On Monday a bill was voted down in Australia’s parliament that would have allowed a plebiscite in February 2017 on same-sex marriage.
“Labor, the Greens, Nick Xenophon Team and senator Derryn Hinch combined in the Senate to block the plebiscite by 33 votes to 29, as they had promised weeks before,” reports The Guardian.
The plebiscite—a vote by the people of an entire country to decide on an issue—would have cost Australians $140 million, and asked Australians “if the Marriage Act should be revised to allow same-sex couples to marry.”
The Greens and Labor parties actually support legalizing same-sex marriage, but they don’t support the costly plebiscite calling it a “possible platform for hate speech.”

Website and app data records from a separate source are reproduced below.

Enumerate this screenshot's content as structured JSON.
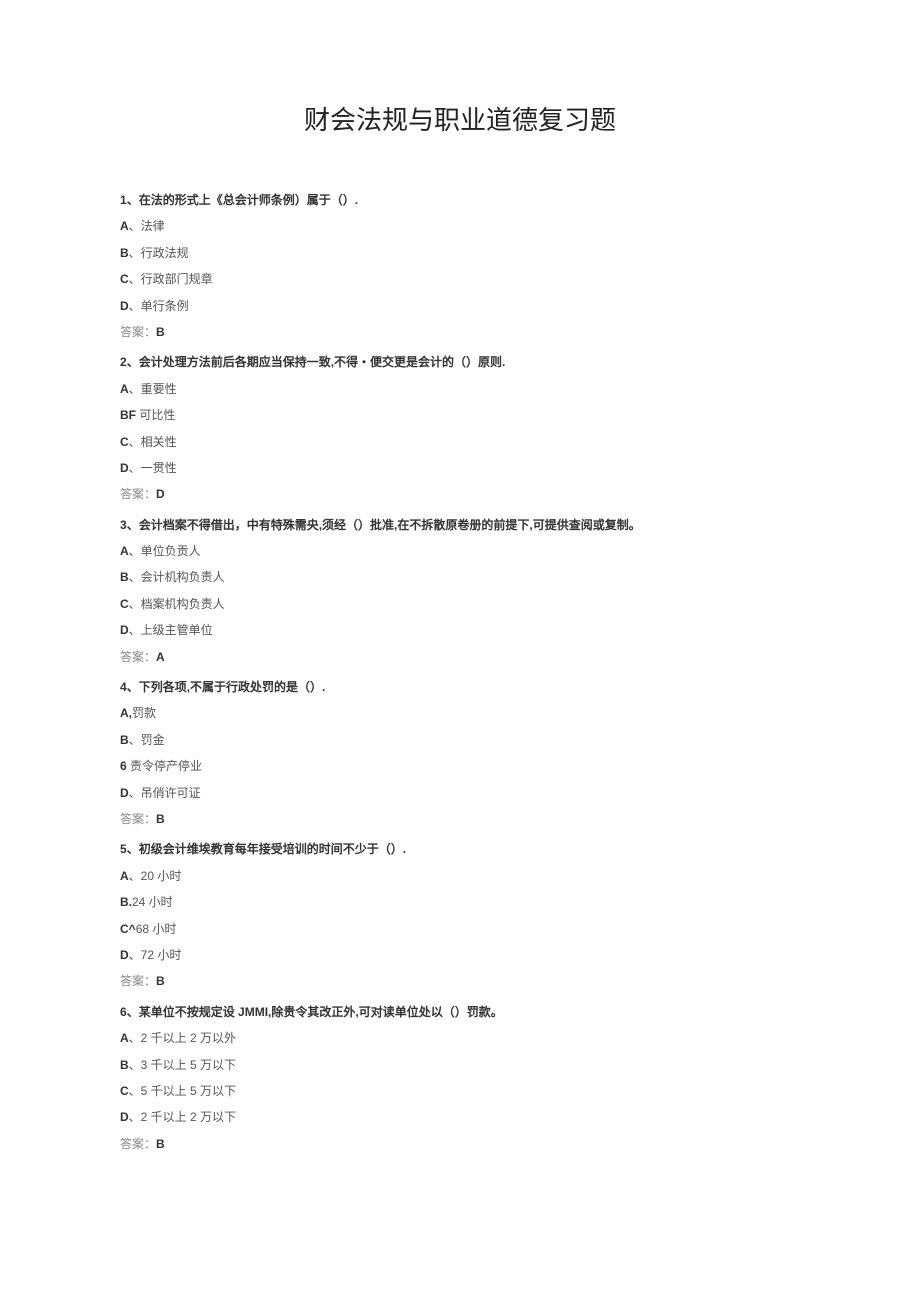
{
  "title": "财会法规与职业道德复习题",
  "answer_label": "答案：",
  "questions": [
    {
      "num": "1",
      "text": "、在法的形式上《总会计师条例）属于（）.",
      "options": [
        {
          "label": "A",
          "text": "、法律"
        },
        {
          "label": "B",
          "text": "、行政法规"
        },
        {
          "label": "C",
          "text": "、行政部门规章"
        },
        {
          "label": "D",
          "text": "、单行条例"
        }
      ],
      "answer": "B"
    },
    {
      "num": "2",
      "text": "、会计处理方法前后各期应当保持一致,不得・便交更是会计的（）原则.",
      "options": [
        {
          "label": "A",
          "text": "、重要性"
        },
        {
          "label": "BF",
          "text": " 可比性"
        },
        {
          "label": "C",
          "text": "、相关性"
        },
        {
          "label": "D",
          "text": "、一贯性"
        }
      ],
      "answer": "D"
    },
    {
      "num": "3",
      "text": "、会计档案不得借出，中有特殊需央,须经（）批准,在不拆散原卷册的前提下,可提供查阅或复制。",
      "options": [
        {
          "label": "A",
          "text": "、单位负贡人"
        },
        {
          "label": "B",
          "text": "、会计机构负责人"
        },
        {
          "label": "C",
          "text": "、档案机构负责人"
        },
        {
          "label": "D",
          "text": "、上级主管单位"
        }
      ],
      "answer": "A"
    },
    {
      "num": "4",
      "text": "、下列各项,不属于行政处罚的是（）.",
      "options": [
        {
          "label": "A,",
          "text": "罚款"
        },
        {
          "label": "B",
          "text": "、罚金"
        },
        {
          "label": "6",
          "text": " 责令停产停业"
        },
        {
          "label": "D",
          "text": "、吊俏许可证"
        }
      ],
      "answer": "B"
    },
    {
      "num": "5",
      "text": "、初级会计维埃教育每年接受培训的时间不少于（）.",
      "options": [
        {
          "label": "A",
          "text": "、20 小时"
        },
        {
          "label": "B.",
          "text": "24 小时"
        },
        {
          "label": "C^",
          "text": "68 小时"
        },
        {
          "label": "D",
          "text": "、72 小时"
        }
      ],
      "answer": "B"
    },
    {
      "num": "6",
      "text": "、某单位不按规定设 JMMI,除贵令其改正外,可对读单位处以（）罚款。",
      "options": [
        {
          "label": "A",
          "text": "、2 千以上 2 万以外"
        },
        {
          "label": "B",
          "text": "、3 千以上 5 万以下"
        },
        {
          "label": "C",
          "text": "、5 千以上 5 万以下"
        },
        {
          "label": "D",
          "text": "、2 千以上 2 万以下"
        }
      ],
      "answer": "B"
    }
  ]
}
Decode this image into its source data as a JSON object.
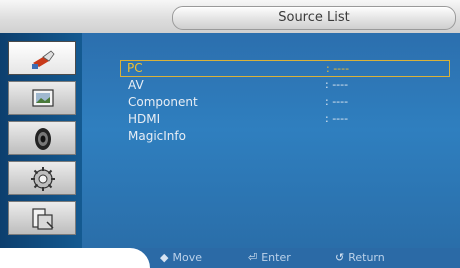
{
  "window": {
    "title": "Source List"
  },
  "sidebar": {
    "items": [
      {
        "icon": "input-plug-icon",
        "active": true
      },
      {
        "icon": "picture-icon",
        "active": false
      },
      {
        "icon": "sound-icon",
        "active": false
      },
      {
        "icon": "setup-gear-icon",
        "active": false
      },
      {
        "icon": "multi-control-icon",
        "active": false
      }
    ]
  },
  "source_list": {
    "items": [
      {
        "label": "PC",
        "value": ": ----",
        "selected": true
      },
      {
        "label": "AV",
        "value": ": ----",
        "selected": false
      },
      {
        "label": "Component",
        "value": ": ----",
        "selected": false
      },
      {
        "label": "HDMI",
        "value": ": ----",
        "selected": false
      },
      {
        "label": "MagicInfo",
        "value": "",
        "selected": false
      }
    ]
  },
  "footer": {
    "move_label": "Move",
    "enter_label": "Enter",
    "return_label": "Return"
  }
}
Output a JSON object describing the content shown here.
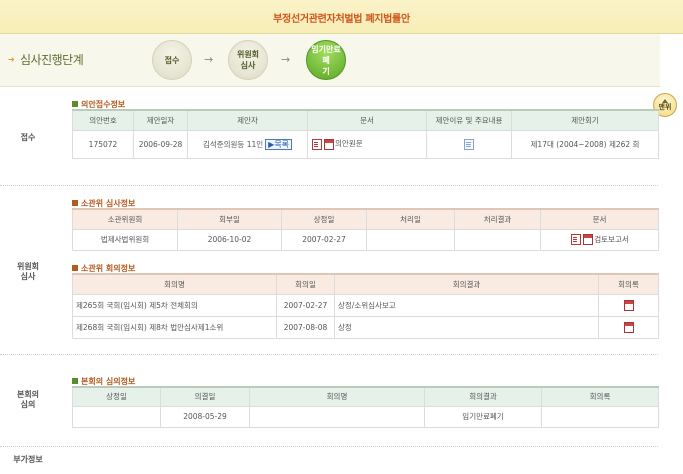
{
  "bill_title": "부정선거관련자처벌법 폐지법률안",
  "stage": {
    "label": "심사진행단계",
    "steps": [
      "접수",
      "위원회\n심사",
      "임기만료폐\n기"
    ]
  },
  "top_button_label": "맨위",
  "sections": {
    "reception": {
      "label": "접수",
      "subhead": "의안접수정보",
      "headers": [
        "의안번호",
        "제안일자",
        "제안자",
        "문서",
        "제안이유 및 주요내용",
        "제안회기"
      ],
      "row": {
        "bill_no": "175072",
        "date": "2006-09-28",
        "proposer": "김석준의원등 11인",
        "list_btn": "▶목록",
        "doc": "의안원문",
        "session": "제17대 (2004~2008) 제262 회"
      }
    },
    "committee": {
      "label": "위원회\n심사",
      "review_subhead": "소관위 심사정보",
      "review_headers": [
        "소관위원회",
        "회부일",
        "상정일",
        "처리일",
        "처리결과",
        "문서"
      ],
      "review_row": {
        "committee": "법제사법위원회",
        "referral_date": "2006-10-02",
        "presented_date": "2007-02-27",
        "processed_date": "",
        "result": "",
        "doc": "검토보고서"
      },
      "meeting_subhead": "소관위 회의정보",
      "meeting_headers": [
        "회의명",
        "회의일",
        "회의결과",
        "회의록"
      ],
      "meetings": [
        {
          "name": "제265회 국회(임시회) 제5차 전체회의",
          "date": "2007-02-27",
          "result": "상정/소위심사보고"
        },
        {
          "name": "제268회 국회(임시회) 제8차 법안심사제1소위",
          "date": "2007-08-08",
          "result": "상정"
        }
      ]
    },
    "plenary": {
      "label": "본회의\n심의",
      "subhead": "본회의 심의정보",
      "headers": [
        "상정일",
        "의결일",
        "회의명",
        "회의결과",
        "회의록"
      ],
      "row": {
        "presented_date": "",
        "decision_date": "2008-05-29",
        "meeting_name": "",
        "result": "임기만료폐기",
        "minutes": ""
      }
    },
    "extra": {
      "label": "부가정보"
    }
  },
  "colors": {
    "title_orange": "#d0561b",
    "green_step": "#5aa825",
    "table_header_green": "#e6f1ea",
    "table_header_peach": "#f9ebe2"
  }
}
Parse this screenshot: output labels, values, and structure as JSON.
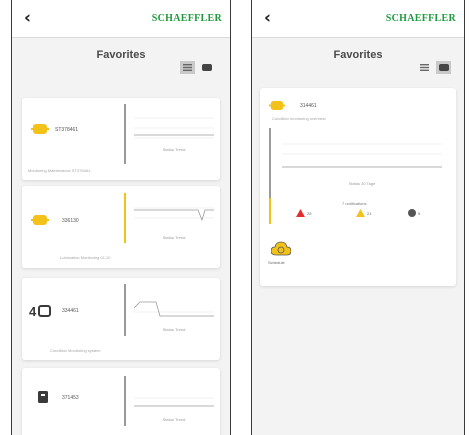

“More than two-thirds of Australians support marriage equality,” said Rodney Croome, a campaigner for the bill. “The majority of lawmakers want change and just a handful need to be persuaded to defy party lines for the Marriage Act to be revised.”
“That could happen quickly,” he added. “I only ever saw the plebiscite as a delaying tactic. It became a debate about the process rather than marriage reform.”
Before Monday’s vote Attorney General George Brandis gave a speech to the senators telling them to “stop playing politics with gay people’s lives. Get out of the way and let us have the plebiscite that would deliver marriage equality in Australia in less than 100 days.”
“Now that the plebiscite legislation is dead, we again call marriage equality supporters across all political parties to work together to find a pathway,” said Alex Greenwich, co-chair of Australian Marriage Equality. “It’s time our parliamentarians found a fair and dignified pathway that ensures every Australian is treated equally.”
h/t: The New York Times